Last week, I saw an ugly side of one of my young students.
English name of Brian. He is normally very cute and engaged during class (and I may even subconsciously favor him sometimes..). He just has the kind of attractive personality that makes you want to call on him all the time.
But last week, he made a boy cry. And not just any boy, but his best buddy Jack.
Jack cried out of frustration, because Brian made up a rule during an in-class game that you had to say the word “start” in English in order to leave the start space on the game board. But Jack didn’t know how to say “start” in English (because we haven’t learned it). Brian and the other boy did. So Jack had to sit on the first square of the board the entire game while the other two boys went around.
I probably would have cried, too.
I pulled the three boys out into the hallway for a little chat.
I have discovered that sometimes all I need to do is get kids in conflict into a room by themselves for everything to be resolved. I just ask them what happened and let them talk it out. I usually don’t even understand most of what is said, but by the end, everything has been set right.
This time, that didn’t work.
They argued for a bit in front of me, and it was two-against-one, Jack the crier being the odd one out.
Nothing was being resolved. Instead, Brian was stoically maintaining his stance that he had done nothing wrong. He shrugged and said, “What am I supposed to do if you don’t know the word?”
His nonchalance in the face of Jack’s tear-stained face shocked me. They were buddies! Did he feel no remorse?
I saw flashes of kids I had encountered when I was young. Kids who seemed perfectly comfortable stepping on the dignity of others. My heart shivered. What should I do? Slap the hard-heartedness out of him?
“That’s frustrating for Jack,” I finally said in my limited Korean.
I don’t particularly like Jack. He is the loud, obnoxious boy in the class who has a hard time refraining from talking and even screaming while I am trying to teach. He isn’t nearly as charming as Brian.

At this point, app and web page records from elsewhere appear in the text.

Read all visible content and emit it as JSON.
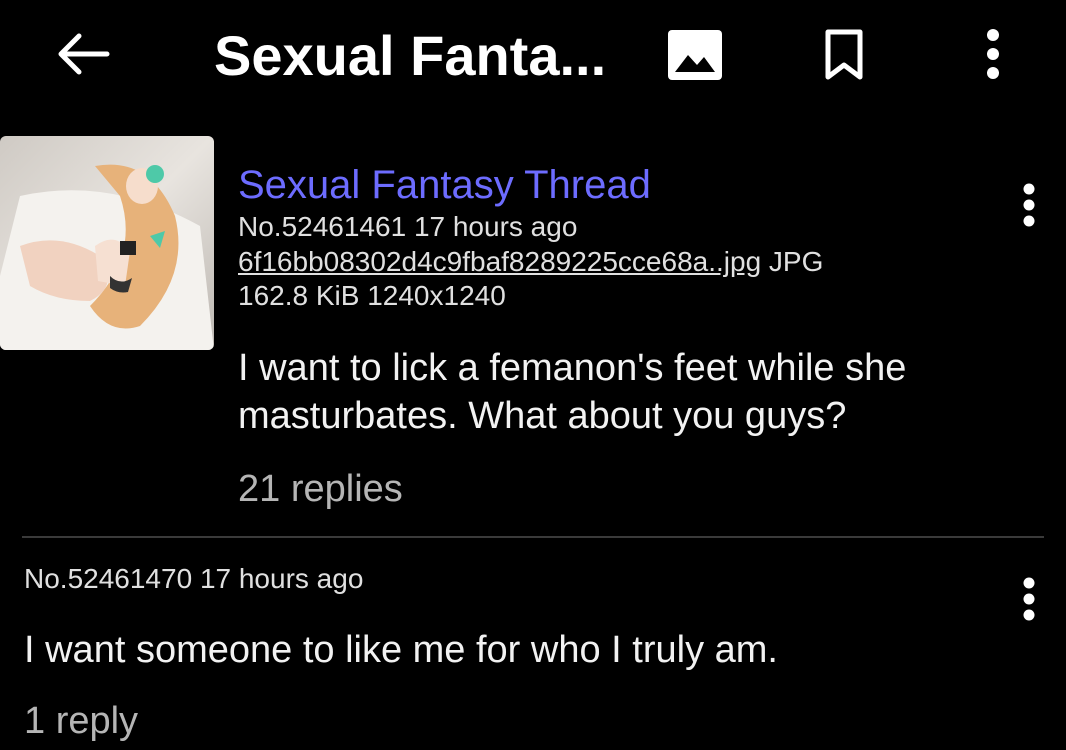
{
  "appbar": {
    "title": "Sexual Fanta...",
    "back_icon": "arrow-left-icon",
    "image_icon": "image-icon",
    "bookmark_icon": "bookmark-icon",
    "more_icon": "more-vertical-icon"
  },
  "op": {
    "subject": "Sexual Fantasy Thread",
    "post_number": "No.52461461",
    "time": "17 hours ago",
    "filename": "6f16bb08302d4c9fbaf8289225cce68a..jpg",
    "filetype": "JPG",
    "filesize": "162.8 KiB",
    "dimensions": "1240x1240",
    "comment": "I want to lick a femanon's feet while she masturbates. What about you guys?",
    "replies": "21 replies"
  },
  "reply": {
    "post_number": "No.52461470",
    "time": "17 hours ago",
    "comment": "I want someone to like me for who I truly am.",
    "replies": "1 reply"
  },
  "colors": {
    "background": "#000000",
    "subject": "#6d6cff",
    "text": "#e6e6e6",
    "muted": "#b5b5b5",
    "divider": "#3a3a3a"
  }
}
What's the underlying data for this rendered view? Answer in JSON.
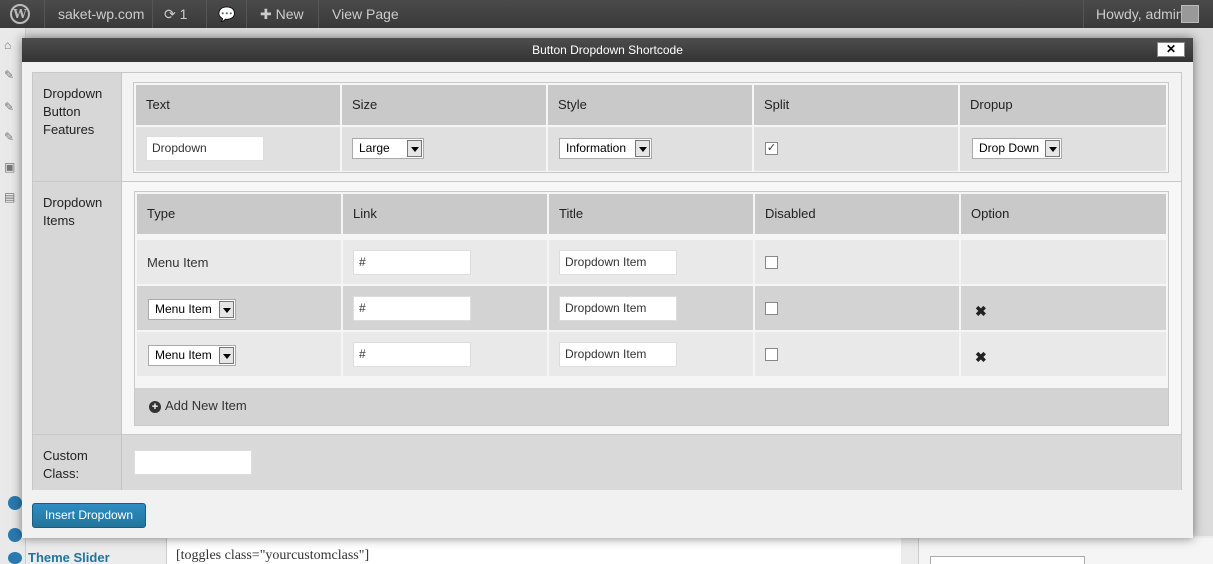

But in that moment, I felt like I was a mama bear and Jack was one of my cubs.
How dare you put him down and then make him feel like it was his fault?!
“Winning isn’t everything,” I said, mixing Korean and English, hoping they could understand the general idea of what I meant. “Relationship is important. Friend relationship.”
The three boys looked at me blankly.
I retrieved my phone from my classroom and looked up the word relationship, convinced I had mispronounced it. But I hadn’t. Clearly the whole concept was just over the heads of these ten-year-olds. “Friends,” I said desperately. “Friend relationship is important!”
“Um, does anyone have anything they want to say?” I asked. They shook their heads.
I was about to herd them back into the classroom when Brian mumbled something to Jack. What did he say? I mouthed to the third boy. I couldn’t tell whether it was good or bad. But the other boy seemed to think I was telling him to follow suit, because he quickly repeated what Brian had said and touched Jack’s arm in a gesture of contrition. Apparently, they had both just apologized.
When I first became a teacher, I was completely intimidated by the realization that I had to be some kind of moral authority over my students.
But now, I am increasingly embracing it. Those moments of helping my students’ develop character are priceless.
Everything may have gone back to normal between the two buddies without the confrontation. Kids are often pros at forgiving and forgetting. But Brian wouldn’t have had the chance to learn how to admit and repent of a mistake. And Jack wouldn’t have had the experience of feeling understood. And deep down, I don’t think their relationship would have been the same. I saw the look of betrayal in Jack’s eyes when Brian shrugged at him, and I saw the hardness in Brian’s eyes. And I saw both disappear when Brian cried and apologized.
Wow. As a naturally confrontation-averse person, that was really good to see.